#### PROVIDED DATA

◆ ◆ ◆ ◆

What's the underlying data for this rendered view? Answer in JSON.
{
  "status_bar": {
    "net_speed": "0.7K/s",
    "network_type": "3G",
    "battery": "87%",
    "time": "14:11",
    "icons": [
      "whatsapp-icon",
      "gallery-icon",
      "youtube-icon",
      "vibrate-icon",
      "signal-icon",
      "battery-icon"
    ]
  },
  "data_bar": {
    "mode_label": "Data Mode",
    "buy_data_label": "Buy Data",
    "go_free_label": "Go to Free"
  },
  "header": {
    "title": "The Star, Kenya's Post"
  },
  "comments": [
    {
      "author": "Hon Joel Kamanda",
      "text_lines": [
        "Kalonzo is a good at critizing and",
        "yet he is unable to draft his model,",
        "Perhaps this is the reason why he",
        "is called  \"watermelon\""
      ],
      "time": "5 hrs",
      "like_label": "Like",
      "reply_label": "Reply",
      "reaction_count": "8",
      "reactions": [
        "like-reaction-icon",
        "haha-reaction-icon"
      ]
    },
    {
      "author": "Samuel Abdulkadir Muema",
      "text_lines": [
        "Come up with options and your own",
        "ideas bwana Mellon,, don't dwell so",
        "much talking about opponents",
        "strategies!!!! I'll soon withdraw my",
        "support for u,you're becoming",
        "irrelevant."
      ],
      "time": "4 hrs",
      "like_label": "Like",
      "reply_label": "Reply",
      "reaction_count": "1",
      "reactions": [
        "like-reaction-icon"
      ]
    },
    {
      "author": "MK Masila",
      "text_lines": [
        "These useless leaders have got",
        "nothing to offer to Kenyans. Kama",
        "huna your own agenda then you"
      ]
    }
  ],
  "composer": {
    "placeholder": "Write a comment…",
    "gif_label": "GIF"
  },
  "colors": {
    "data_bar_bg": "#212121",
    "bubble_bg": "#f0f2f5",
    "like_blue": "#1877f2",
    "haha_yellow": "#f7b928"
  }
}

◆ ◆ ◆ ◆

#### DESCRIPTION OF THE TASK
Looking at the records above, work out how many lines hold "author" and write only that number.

#### OUTPUT BELOW
3